■ **ENTRIES SUPPLIED**
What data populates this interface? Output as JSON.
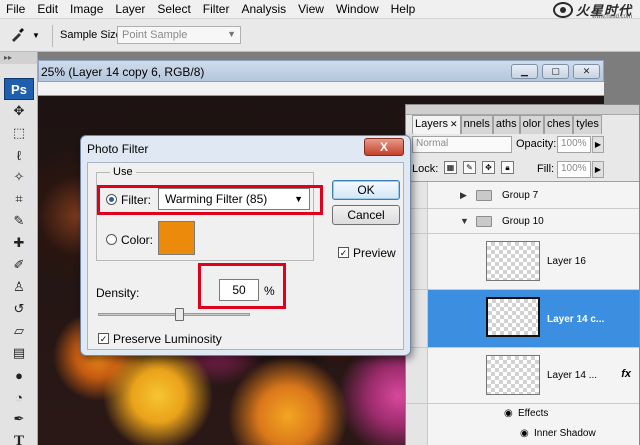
{
  "menu": [
    "File",
    "Edit",
    "Image",
    "Layer",
    "Select",
    "Filter",
    "Analysis",
    "View",
    "Window",
    "Help"
  ],
  "logo": {
    "text": "火星时代",
    "url": "www.hxsd.com"
  },
  "options": {
    "sample_size_label": "Sample Size:",
    "sample_size_value": "Point Sample"
  },
  "toolbox": {
    "badge": "Ps"
  },
  "document": {
    "title": "25% (Layer 14 copy 6, RGB/8)"
  },
  "layers_panel": {
    "tabs": [
      "Layers",
      "nnels",
      "aths",
      "olor",
      "ches",
      "tyles"
    ],
    "blend_mode": "Normal",
    "opacity_label": "Opacity:",
    "opacity_value": "100%",
    "lock_label": "Lock:",
    "fill_label": "Fill:",
    "fill_value": "100%",
    "layers": [
      {
        "name": "Group 7"
      },
      {
        "name": "Group 10"
      },
      {
        "name": "Layer 16"
      },
      {
        "name": "Layer 14 c..."
      },
      {
        "name": "Layer 14 ..."
      }
    ],
    "fx_label": "fx",
    "effects_label": "Effects",
    "inner_shadow_label": "Inner Shadow"
  },
  "dialog": {
    "title": "Photo Filter",
    "close": "X",
    "use_legend": "Use",
    "filter_label": "Filter:",
    "filter_value": "Warming Filter (85)",
    "color_label": "Color:",
    "color_value": "#ec8a0b",
    "density_label": "Density:",
    "density_value": "50",
    "density_unit": "%",
    "preserve_label": "Preserve Luminosity",
    "ok_label": "OK",
    "cancel_label": "Cancel",
    "preview_label": "Preview"
  },
  "colors": {
    "highlight": "#e0001b",
    "selection": "#3c8ee0",
    "swatch": "#ec8a0b"
  }
}
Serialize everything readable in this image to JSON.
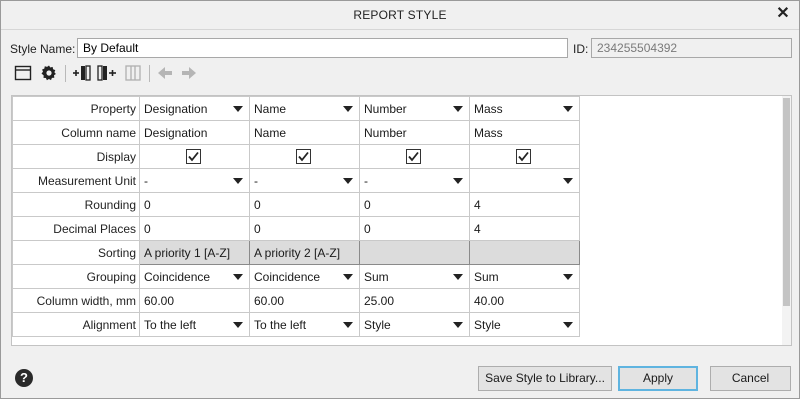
{
  "window": {
    "title": "REPORT STYLE",
    "close_icon": "close-icon"
  },
  "style_name": {
    "label": "Style Name:",
    "value": "By Default"
  },
  "id_field": {
    "label": "ID:",
    "value": "234255504392"
  },
  "toolbar": {
    "icons": [
      "window-icon",
      "gear-icon",
      "insert-column-left-icon",
      "insert-column-right-icon",
      "delete-column-icon",
      "arrow-left-icon",
      "arrow-right-icon"
    ]
  },
  "grid": {
    "row_headers": [
      "Property",
      "Column name",
      "Display",
      "Measurement Unit",
      "Rounding",
      "Decimal Places",
      "Sorting",
      "Grouping",
      "Column width, mm",
      "Alignment"
    ],
    "columns": [
      {
        "property": "Designation",
        "column_name": "Designation",
        "display": true,
        "unit": "-",
        "rounding": "0",
        "decimals": "0",
        "sorting": "A priority 1 [A-Z]",
        "grouping": "Coincidence",
        "width": "60.00",
        "alignment": "To the left"
      },
      {
        "property": "Name",
        "column_name": "Name",
        "display": true,
        "unit": "-",
        "rounding": "0",
        "decimals": "0",
        "sorting": "A priority 2 [A-Z]",
        "grouping": "Coincidence",
        "width": "60.00",
        "alignment": "To the left"
      },
      {
        "property": "Number",
        "column_name": "Number",
        "display": true,
        "unit": "-",
        "rounding": "0",
        "decimals": "0",
        "sorting": "",
        "grouping": "Sum",
        "width": "25.00",
        "alignment": "Style"
      },
      {
        "property": "Mass",
        "column_name": "Mass",
        "display": true,
        "unit": "",
        "rounding": "4",
        "decimals": "4",
        "sorting": "",
        "grouping": "Sum",
        "width": "40.00",
        "alignment": "Style"
      }
    ]
  },
  "buttons": {
    "save": "Save Style to Library...",
    "apply": "Apply",
    "cancel": "Cancel"
  },
  "help_icon": "help-icon"
}
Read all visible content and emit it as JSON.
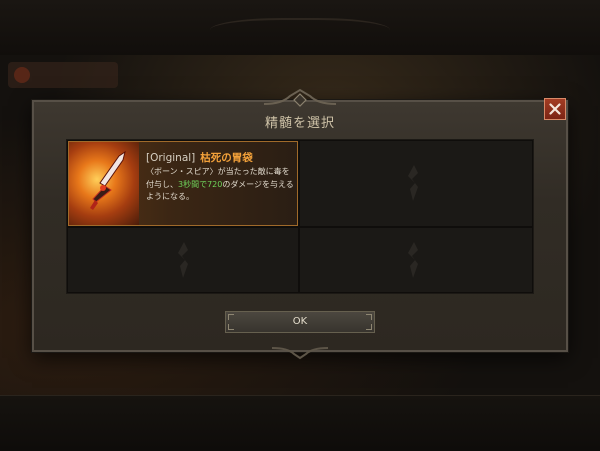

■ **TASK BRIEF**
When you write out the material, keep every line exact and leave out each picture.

■ **ANSWER TO THE PROBLEM**
What data populates this interface? Output as JSON.
{
  "menu": [
    "File",
    "Edit",
    "Image",
    "Layer",
    "Select",
    "Filter",
    "Analysis",
    "View",
    "Window",
    "Help"
  ],
  "logo": {
    "text": "火星时代",
    "url": "www.hxsd.com"
  },
  "options": {
    "sample_size_label": "Sample Size:",
    "sample_size_value": "Point Sample"
  },
  "toolbox": {
    "badge": "Ps"
  },
  "document": {
    "title": "25% (Layer 14 copy 6, RGB/8)"
  },
  "layers_panel": {
    "tabs": [
      "Layers",
      "nnels",
      "aths",
      "olor",
      "ches",
      "tyles"
    ],
    "blend_mode": "Normal",
    "opacity_label": "Opacity:",
    "opacity_value": "100%",
    "lock_label": "Lock:",
    "fill_label": "Fill:",
    "fill_value": "100%",
    "layers": [
      {
        "name": "Group 7"
      },
      {
        "name": "Group 10"
      },
      {
        "name": "Layer 16"
      },
      {
        "name": "Layer 14 c..."
      },
      {
        "name": "Layer 14 ..."
      }
    ],
    "fx_label": "fx",
    "effects_label": "Effects",
    "inner_shadow_label": "Inner Shadow"
  },
  "dialog": {
    "title": "Photo Filter",
    "close": "X",
    "use_legend": "Use",
    "filter_label": "Filter:",
    "filter_value": "Warming Filter (85)",
    "color_label": "Color:",
    "color_value": "#ec8a0b",
    "density_label": "Density:",
    "density_value": "50",
    "density_unit": "%",
    "preserve_label": "Preserve Luminosity",
    "ok_label": "OK",
    "cancel_label": "Cancel",
    "preview_label": "Preview"
  },
  "colors": {
    "highlight": "#e0001b",
    "selection": "#3c8ee0",
    "swatch": "#ec8a0b"
  }
}
Serialize everything readable in this image to JSON.
{
  "window": {
    "title": "REPORT STYLE",
    "close_icon": "close-icon"
  },
  "style_name": {
    "label": "Style Name:",
    "value": "By Default"
  },
  "id_field": {
    "label": "ID:",
    "value": "234255504392"
  },
  "toolbar": {
    "icons": [
      "window-icon",
      "gear-icon",
      "insert-column-left-icon",
      "insert-column-right-icon",
      "delete-column-icon",
      "arrow-left-icon",
      "arrow-right-icon"
    ]
  },
  "grid": {
    "row_headers": [
      "Property",
      "Column name",
      "Display",
      "Measurement Unit",
      "Rounding",
      "Decimal Places",
      "Sorting",
      "Grouping",
      "Column width, mm",
      "Alignment"
    ],
    "columns": [
      {
        "property": "Designation",
        "column_name": "Designation",
        "display": true,
        "unit": "-",
        "rounding": "0",
        "decimals": "0",
        "sorting": "A priority 1 [A-Z]",
        "grouping": "Coincidence",
        "width": "60.00",
        "alignment": "To the left"
      },
      {
        "property": "Name",
        "column_name": "Name",
        "display": true,
        "unit": "-",
        "rounding": "0",
        "decimals": "0",
        "sorting": "A priority 2 [A-Z]",
        "grouping": "Coincidence",
        "width": "60.00",
        "alignment": "To the left"
      },
      {
        "property": "Number",
        "column_name": "Number",
        "display": true,
        "unit": "-",
        "rounding": "0",
        "decimals": "0",
        "sorting": "",
        "grouping": "Sum",
        "width": "25.00",
        "alignment": "Style"
      },
      {
        "property": "Mass",
        "column_name": "Mass",
        "display": true,
        "unit": "",
        "rounding": "4",
        "decimals": "4",
        "sorting": "",
        "grouping": "Sum",
        "width": "40.00",
        "alignment": "Style"
      }
    ]
  },
  "buttons": {
    "save": "Save Style to Library...",
    "apply": "Apply",
    "cancel": "Cancel"
  },
  "help_icon": "help-icon"
}
Read all visible content and emit it as JSON.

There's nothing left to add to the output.